Faster than you could say “Godspell,” Webber and Rice were in the studio with Deep Purple vocalist Ian Gillan, Yvonne Elliman, Murray Head, and a far more ambitious aim: a rock opera (and that’s Rock, with a capital Guitar) about the last week in the life of Christ. At first existing just as a double record album, Jesus Christ Superstar topped the charts in the states, and later became the longest-running musical on the London stage, as well as a Broadway smash and then a hit movie.

Striding confidently forward, the successful team’s next project was to further define what they had helped invent. The result was Evita, a rock opera based on the life of revered Argentinean first lady Eva Peron. The recording was another hit (spawning the now-standard single Don’t Cry For Me Argentina), the stage production snagged seven Tony awards, and the motion picture project attracted both director Alan Parker and one-name star Madonna, as well as providing an English-language debut for Antonio Banderas.
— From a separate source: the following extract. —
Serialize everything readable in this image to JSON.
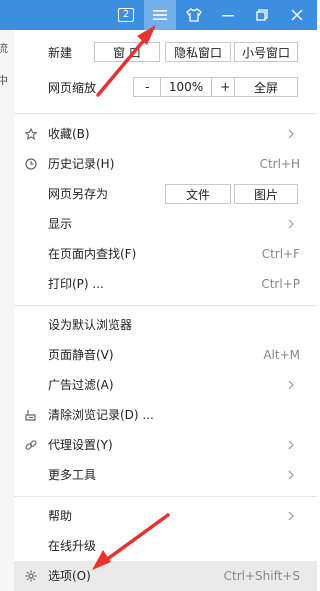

After Evita, Rice and Webber went separate ways. While Webber went on to regale Broadway with rollerskating trains, dancing cats, and a certain masked madman, Rice teamed briefly with composer Stephen Oliver, then enlisted Benny Andersson and Bjorn Ulvaeus of ABBA in the creation of Chess, a musical about the tensions and intentions of the Cold War. The album spun off hit singles on both sides of the Atlantic, the stage production ran for three years in London, and despite a disappointing showing on Broadway (it closed after 68 performances), the U.S. touring production garnered good reviews and many avid fans.

After a briefly reuniting with Webber to write a short comic piece in honor of the Queen’s 60th birthday, Rice resurfaced in 1992, when he took over writing lyrics for the Disney animated musical Aladdin after the death of Howard Ashman. This association proved golden, and not just for the Oscar he and composer Alan Menken won for the show-stopping, chart-topping A Whole New World. His next project for Disney teamed him with Elton John, and their songs for The Lion King helped make it the most successful animated film ever, and snagged Rice another Oscar for Can You Feel The Love Tonight?

Rice scarcely seemed to pause for breath through the 90’s. He teamed with composer John Farrar for Heathcliff, a stage musical based on Emily Bronte’s Wuthering Heights. He re-teamed with Menken to write additional songs for the Broadway production of Beauty and the Beast, and for a musical, King David, which was released as a recording but never officially opened on stage. After The Lion King also hit Broadway, Rice and John renewed their partnership with another animated film (for Dreamworks this time), The Road to El Dorado.

Tim Rice Reviews on Pop Rock Nation

Jesus Christ Superstar